While, as an adult, I understood the reason for all of this, I was not happy with the level of control - and am sure students must feel this way at some point.

The selection process involved the judge presenting defendants, stating the crime, listing the witnesses and then asking jurors questions.  Of course we were all sworn in and answered with the complete truth.  For purposes of time, we were asked to answer just what we were asked.  As we moved around the room, I could see the anxiety from those who:  gave the "wrong" answers by telling more or answering in an incorrect order, those who felt uncomfortable standing to say they did not feel they could be impartial, and  those who wanted to explain.  For instance, one juror commented, "They asked how many collisions I had been involved in and I answered 6.  They must think I am a terrible driver, but I was rear ended 4 times."   How many of our kids feel like this every time they take an assessment and how many would like to have the opportunity to answer in a comprehensive way what their thinking process was?

However, one of the most powerful decisions of the day, was the exclusion of the final jurors.  From a pool of 20, 15 were selected.  The 5 cut went away wondering what was the problem with them - especially since a number of jurors were selected for several trials.  How often is this same process repeated in our school systems, based on assessment?  How can we expect students to handle this when adults have difficulty?  We talk heterogeneous, but we assess with standards that create an elite.


This experience made me think about the value of connections and how they might lead to analogies/metaphors.  Vocabulary research, notably Marazno's, has supported the use of this higher level thinking strategy to teach comprehension for some time. 

Two areas of instruction I want to think about.
  1. Do teachers need to develop students' awareness of their emotional responses (Costa argues emotional meta-cognition) before they can apply that understanding to an analogy?  Do they need to be able to identify in order to generalize?
  2. How early do teachers need to begin to have students make meaningful connections and comparisons?
Atwell, has addressed the need for us to help students make meaningful connections in order to improve comprehension.  I am thinking we need to follow up those types of connections with an explanation of the child's rationale and perhaps scaffolding from the teacher by restating the connection as a generalization.


For example, For instance, one juror commented, "They asked how many collisions I had been involved in and I answered 6.  They must think I am a terrible driver, but I was rear ended 4 times."
Teacher: You don't like it when you can not explain your answer to others and they might think badly of you.
Would this help the students apply this to other situations and then to analogies? 

ASCD has recently advertised a new book on Analogy and Metaphors.





I am waiting for my copy!


Please share your thoughts under comments:)


Talk to you soon.

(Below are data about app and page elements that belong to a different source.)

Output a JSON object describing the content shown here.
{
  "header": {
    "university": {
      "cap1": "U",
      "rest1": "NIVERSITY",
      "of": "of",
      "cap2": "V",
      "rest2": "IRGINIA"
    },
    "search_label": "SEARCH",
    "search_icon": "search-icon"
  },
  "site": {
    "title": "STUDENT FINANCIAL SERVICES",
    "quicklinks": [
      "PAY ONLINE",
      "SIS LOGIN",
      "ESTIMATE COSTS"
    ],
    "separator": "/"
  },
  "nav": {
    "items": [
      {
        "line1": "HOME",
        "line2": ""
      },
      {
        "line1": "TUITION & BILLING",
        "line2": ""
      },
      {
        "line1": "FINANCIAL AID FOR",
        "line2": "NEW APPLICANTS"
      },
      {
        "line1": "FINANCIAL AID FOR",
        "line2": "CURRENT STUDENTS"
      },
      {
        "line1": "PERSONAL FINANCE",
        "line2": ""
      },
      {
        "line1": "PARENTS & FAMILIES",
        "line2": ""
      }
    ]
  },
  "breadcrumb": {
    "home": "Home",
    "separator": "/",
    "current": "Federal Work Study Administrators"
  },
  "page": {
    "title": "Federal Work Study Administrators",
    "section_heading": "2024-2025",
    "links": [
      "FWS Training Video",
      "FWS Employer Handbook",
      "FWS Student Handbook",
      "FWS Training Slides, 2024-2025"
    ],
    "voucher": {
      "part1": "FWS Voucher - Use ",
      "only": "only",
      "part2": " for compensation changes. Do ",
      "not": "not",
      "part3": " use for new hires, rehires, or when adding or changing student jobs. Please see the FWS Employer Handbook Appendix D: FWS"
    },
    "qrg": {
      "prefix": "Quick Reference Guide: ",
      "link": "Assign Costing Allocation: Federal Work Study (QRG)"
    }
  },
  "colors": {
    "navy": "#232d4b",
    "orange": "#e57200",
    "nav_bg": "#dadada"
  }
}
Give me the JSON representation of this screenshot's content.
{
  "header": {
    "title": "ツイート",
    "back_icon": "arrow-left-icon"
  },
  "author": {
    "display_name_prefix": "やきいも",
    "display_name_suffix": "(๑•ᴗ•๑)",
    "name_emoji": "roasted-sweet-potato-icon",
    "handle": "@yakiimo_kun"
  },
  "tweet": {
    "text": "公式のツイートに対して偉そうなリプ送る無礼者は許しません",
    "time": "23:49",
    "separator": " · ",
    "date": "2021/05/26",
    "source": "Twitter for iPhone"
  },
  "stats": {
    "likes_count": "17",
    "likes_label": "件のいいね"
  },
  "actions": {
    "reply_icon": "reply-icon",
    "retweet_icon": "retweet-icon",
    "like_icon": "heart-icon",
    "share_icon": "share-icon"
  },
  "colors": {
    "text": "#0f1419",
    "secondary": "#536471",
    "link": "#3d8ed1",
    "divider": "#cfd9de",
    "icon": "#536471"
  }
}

1 comment:

Anonymous said...

Your blog keeps getting better and better! Your older articles are not as good as newer ones you have a lot more creativity and originality now. Keep it up!
And according to this article, I totally agree with your opinion, but only this time! :)